*Action item:* List all lines of the data containing the word "header".

** Opening Source material block **

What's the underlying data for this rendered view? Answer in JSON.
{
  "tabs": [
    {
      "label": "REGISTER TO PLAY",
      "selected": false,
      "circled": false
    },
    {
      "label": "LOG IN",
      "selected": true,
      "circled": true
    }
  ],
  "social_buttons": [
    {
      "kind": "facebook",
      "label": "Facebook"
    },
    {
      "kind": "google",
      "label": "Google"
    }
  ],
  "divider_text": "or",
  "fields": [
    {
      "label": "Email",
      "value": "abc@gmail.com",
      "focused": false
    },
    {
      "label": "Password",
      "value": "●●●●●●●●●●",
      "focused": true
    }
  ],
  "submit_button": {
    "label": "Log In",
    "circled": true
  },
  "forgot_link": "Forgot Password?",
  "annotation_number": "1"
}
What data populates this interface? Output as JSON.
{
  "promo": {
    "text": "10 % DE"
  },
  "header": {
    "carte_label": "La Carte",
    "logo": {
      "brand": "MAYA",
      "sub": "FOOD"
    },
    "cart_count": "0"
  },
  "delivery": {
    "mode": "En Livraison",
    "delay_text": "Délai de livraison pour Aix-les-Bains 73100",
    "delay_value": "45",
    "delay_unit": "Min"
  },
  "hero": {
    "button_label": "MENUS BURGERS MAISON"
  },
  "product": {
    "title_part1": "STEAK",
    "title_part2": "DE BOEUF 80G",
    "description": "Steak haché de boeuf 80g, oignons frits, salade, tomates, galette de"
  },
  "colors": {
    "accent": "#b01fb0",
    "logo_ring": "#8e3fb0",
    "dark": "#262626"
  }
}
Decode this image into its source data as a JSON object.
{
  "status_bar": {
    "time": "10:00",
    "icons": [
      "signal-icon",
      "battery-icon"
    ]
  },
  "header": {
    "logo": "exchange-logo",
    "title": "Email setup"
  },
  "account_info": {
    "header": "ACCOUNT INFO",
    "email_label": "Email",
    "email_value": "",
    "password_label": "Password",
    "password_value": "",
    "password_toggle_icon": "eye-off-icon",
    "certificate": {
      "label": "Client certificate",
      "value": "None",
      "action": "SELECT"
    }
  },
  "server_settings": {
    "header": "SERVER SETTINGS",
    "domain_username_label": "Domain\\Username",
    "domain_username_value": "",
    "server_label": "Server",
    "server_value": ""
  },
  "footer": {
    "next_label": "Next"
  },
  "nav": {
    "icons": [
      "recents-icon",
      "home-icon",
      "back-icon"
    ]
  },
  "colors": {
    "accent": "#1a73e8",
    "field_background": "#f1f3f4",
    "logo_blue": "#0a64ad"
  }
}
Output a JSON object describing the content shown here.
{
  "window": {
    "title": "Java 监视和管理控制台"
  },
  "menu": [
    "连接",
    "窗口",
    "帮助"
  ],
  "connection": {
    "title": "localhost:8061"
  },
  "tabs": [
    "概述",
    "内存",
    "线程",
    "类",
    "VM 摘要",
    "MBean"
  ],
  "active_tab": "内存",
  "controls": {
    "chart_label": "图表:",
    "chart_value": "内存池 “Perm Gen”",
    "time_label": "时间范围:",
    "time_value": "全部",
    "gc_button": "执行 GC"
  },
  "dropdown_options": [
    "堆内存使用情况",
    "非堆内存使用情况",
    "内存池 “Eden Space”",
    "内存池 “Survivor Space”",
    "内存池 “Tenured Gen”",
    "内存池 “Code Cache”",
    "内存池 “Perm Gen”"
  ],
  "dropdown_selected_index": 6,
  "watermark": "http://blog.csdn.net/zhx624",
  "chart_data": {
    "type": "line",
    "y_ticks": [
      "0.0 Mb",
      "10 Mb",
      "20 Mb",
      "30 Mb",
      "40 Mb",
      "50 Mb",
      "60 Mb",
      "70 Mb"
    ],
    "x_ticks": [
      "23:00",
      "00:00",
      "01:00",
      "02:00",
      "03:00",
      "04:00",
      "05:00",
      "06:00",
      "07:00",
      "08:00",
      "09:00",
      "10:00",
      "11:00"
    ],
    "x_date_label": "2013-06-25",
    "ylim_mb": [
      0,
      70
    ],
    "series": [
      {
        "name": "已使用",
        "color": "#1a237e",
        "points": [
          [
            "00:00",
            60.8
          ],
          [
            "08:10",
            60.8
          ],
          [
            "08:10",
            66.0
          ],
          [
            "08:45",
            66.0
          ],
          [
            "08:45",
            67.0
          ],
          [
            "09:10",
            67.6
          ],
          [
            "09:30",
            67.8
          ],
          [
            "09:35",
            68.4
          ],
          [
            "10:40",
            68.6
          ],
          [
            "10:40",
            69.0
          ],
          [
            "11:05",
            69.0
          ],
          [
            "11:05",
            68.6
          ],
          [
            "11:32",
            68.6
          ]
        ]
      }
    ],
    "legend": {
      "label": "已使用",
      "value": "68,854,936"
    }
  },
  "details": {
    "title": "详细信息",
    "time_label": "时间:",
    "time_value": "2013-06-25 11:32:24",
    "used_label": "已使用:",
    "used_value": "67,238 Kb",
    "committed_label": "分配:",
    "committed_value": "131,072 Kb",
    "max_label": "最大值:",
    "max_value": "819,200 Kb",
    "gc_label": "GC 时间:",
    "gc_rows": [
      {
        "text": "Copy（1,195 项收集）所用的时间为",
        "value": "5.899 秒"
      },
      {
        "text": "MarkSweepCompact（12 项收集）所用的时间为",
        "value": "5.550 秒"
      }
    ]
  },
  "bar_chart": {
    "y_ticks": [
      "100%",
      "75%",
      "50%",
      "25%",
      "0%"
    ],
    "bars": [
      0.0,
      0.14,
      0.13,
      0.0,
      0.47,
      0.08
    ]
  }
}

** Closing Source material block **

*Exercise result:*
  "header": {
  "header": {
    "header": "ACCOUNT INFO",
    "header": "SERVER SETTINGS",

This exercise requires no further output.